Our kitchen, renovated 10 years ago, was starting to show it’s age too. Bangladeshis know how to make the most of their kitchen spaces and ours is no exception. Every cupboard was packed with utensils and pans, worn from many meals cooking. Thanks to our experience in the catering industry we’d had good practice at cleaning, though it could probably use a good scrub nonetheless.
Most noticeably of all, our windows and door have got very tatty. The wooden frames of the single glazed windows have been serving us well for over half a century. Even though we’ve tried to look after them, treating them bi-annually with varnish and paint, they look like they’ve been hanging round since the turn of the 20th Century!
Energy efficient double glazing will help us save money in the long run (I can’t believe we’ve waited this long to get PVC!) and should hopefully smarten up the front of the house for the neighbours.
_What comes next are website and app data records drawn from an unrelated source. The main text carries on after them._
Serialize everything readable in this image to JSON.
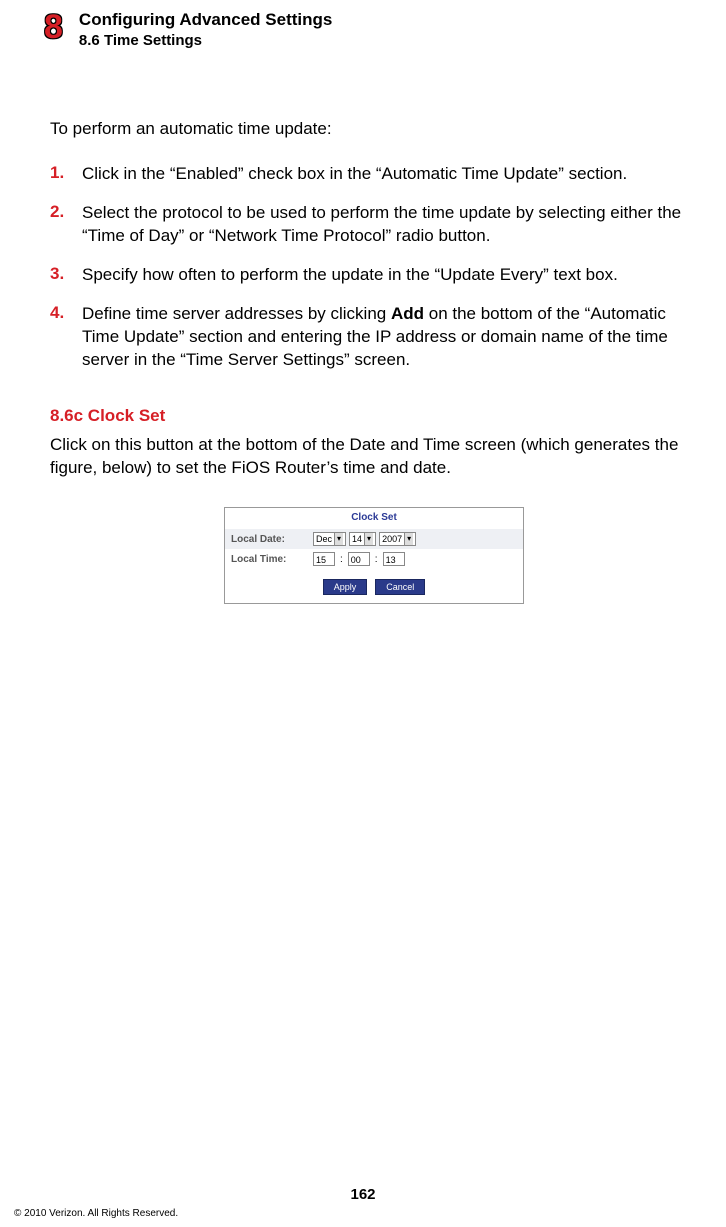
{
  "header": {
    "chapter_number": "8",
    "chapter_title": "Configuring Advanced Settings",
    "section_title": "8.6  Time Settings"
  },
  "intro": "To perform an automatic time update:",
  "steps": [
    {
      "n": "1.",
      "text": "Click in the “Enabled” check box in the “Automatic Time Update” section."
    },
    {
      "n": "2.",
      "text": "Select the protocol to be used to perform the time update by selecting either the “Time of Day” or “Network Time Protocol” radio button."
    },
    {
      "n": "3.",
      "text": "Specify how often to perform the update in the “Update Every” text box."
    },
    {
      "n": "4.",
      "text_before": "Define time server addresses by clicking ",
      "bold": "Add",
      "text_after": " on the bottom of the “Automatic Time Update” section and entering the IP address or domain name of the time server in the “Time Server Settings” screen."
    }
  ],
  "subheading": "8.6c  Clock Set",
  "sub_text": "Click on this button at the bottom of the Date and Time screen (which generates the figure, below) to set the FiOS Router’s time and date.",
  "figure": {
    "title": "Clock Set",
    "local_date_label": "Local Date:",
    "month": "Dec",
    "day": "14",
    "year": "2007",
    "local_time_label": "Local Time:",
    "hh": "15",
    "mm": "00",
    "ss": "13",
    "apply": "Apply",
    "cancel": "Cancel"
  },
  "page_number": "162",
  "copyright": "© 2010 Verizon. All Rights Reserved."
}
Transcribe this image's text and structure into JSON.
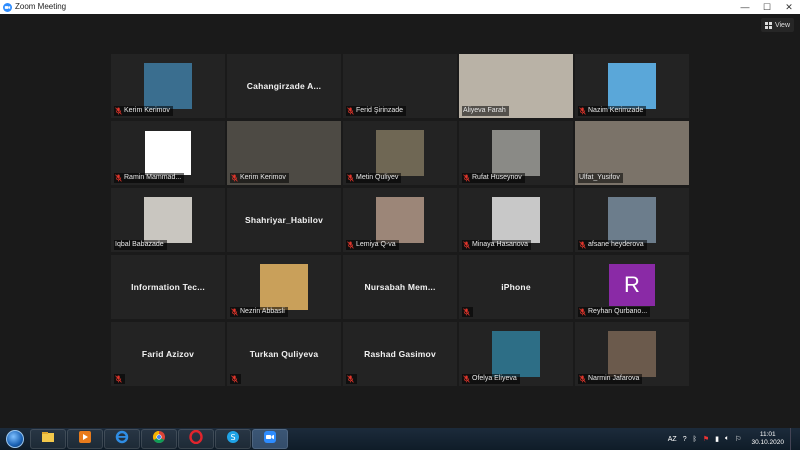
{
  "window": {
    "title": "Zoom Meeting",
    "minimize": "—",
    "maximize": "☐",
    "close": "✕"
  },
  "toolbar": {
    "view_label": "View"
  },
  "tiles": [
    {
      "name": "Kerim Kerimov",
      "kind": "video",
      "style": "sq",
      "bg": "#3a6e8f",
      "muted": true
    },
    {
      "name": "Cahangirzade  A...",
      "kind": "nametile"
    },
    {
      "name": "Ferid Şirinzade",
      "kind": "label-only",
      "muted": true
    },
    {
      "name": "Aliyeva Farah",
      "kind": "video",
      "style": "wide",
      "bg": "#b9b2a6",
      "muted": false,
      "active": true
    },
    {
      "name": "Nazim Kerimzade",
      "kind": "video",
      "style": "sq",
      "bg": "#5aa7d9",
      "muted": true
    },
    {
      "name": "Ramin Mammad...",
      "kind": "video",
      "style": "white",
      "bg": "#ffffff",
      "muted": true
    },
    {
      "name": "Kerim Kerimov",
      "kind": "video",
      "style": "wide",
      "bg": "#4d4a44",
      "muted": true
    },
    {
      "name": "Metin Quliyev",
      "kind": "video",
      "style": "sq",
      "bg": "#6f6754",
      "muted": true
    },
    {
      "name": "Rufat Huseynov",
      "kind": "video",
      "style": "sq",
      "bg": "#8a8a86",
      "muted": true
    },
    {
      "name": "Ulfat_Yusifov",
      "kind": "video",
      "style": "wide",
      "bg": "#7b7369",
      "muted": false
    },
    {
      "name": "Iqbal Babazade",
      "kind": "video",
      "style": "sq",
      "bg": "#c9c6c0",
      "muted": false
    },
    {
      "name": "Shahriyar_Habilov",
      "kind": "nametile"
    },
    {
      "name": "Lemiya Q-va",
      "kind": "video",
      "style": "sq",
      "bg": "#9c8678",
      "muted": true
    },
    {
      "name": "Minaya Hasanova",
      "kind": "video",
      "style": "sq",
      "bg": "#c8c8c8",
      "muted": true
    },
    {
      "name": "afsane heyderova",
      "kind": "video",
      "style": "sq",
      "bg": "#6c7d8c",
      "muted": true
    },
    {
      "name": "Information  Tec...",
      "kind": "nametile"
    },
    {
      "name": "Nezrin Abbasli",
      "kind": "video",
      "style": "sq",
      "bg": "#c9a05a",
      "muted": true
    },
    {
      "name": "Nursabah  Mem...",
      "kind": "nametile"
    },
    {
      "name": "iPhone",
      "kind": "nametile-muted",
      "muted": true
    },
    {
      "name": "Reyhan Qurbano...",
      "kind": "avatar",
      "initial": "R",
      "muted": true
    },
    {
      "name": "Farid Azizov",
      "kind": "nametile-muted",
      "muted": true
    },
    {
      "name": "Turkan Quliyeva",
      "kind": "nametile-muted",
      "muted": true
    },
    {
      "name": "Rashad Gasimov",
      "kind": "nametile-muted",
      "muted": true
    },
    {
      "name": "Ofelya Eliyeva",
      "kind": "video",
      "style": "sq",
      "bg": "#2d6e86",
      "muted": true
    },
    {
      "name": "Narmin Jafarova",
      "kind": "video",
      "style": "sq",
      "bg": "#6b5a4c",
      "muted": true
    }
  ],
  "taskbar": {
    "apps": [
      "explorer-icon",
      "media-player-icon",
      "internet-explorer-icon",
      "chrome-icon",
      "opera-icon",
      "skype-icon",
      "zoom-icon"
    ],
    "lang": "AZ",
    "time": "11:01",
    "date": "30.10.2020"
  },
  "colors": {
    "active_border": "#b7d23a",
    "mute_red": "#e0352b",
    "avatar_purple": "#8a2aa6"
  }
}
I’ll be sad to see the front door go, it’s been a staple of my living experience for years now, but everything must change eventually.
Of course, I won’t be doing any of this work myself. I’m a retired man in his 80s and the least experienced window fitter. I always enjoy having workmen in the house to chat to and it’s always good to have some company whilst you paint.
With this Indian summer well and truly over, we best get to it soon, otherwise we’ll be a little exposed to the harsh Northern breeze and we’ll have snow drifting in the living room!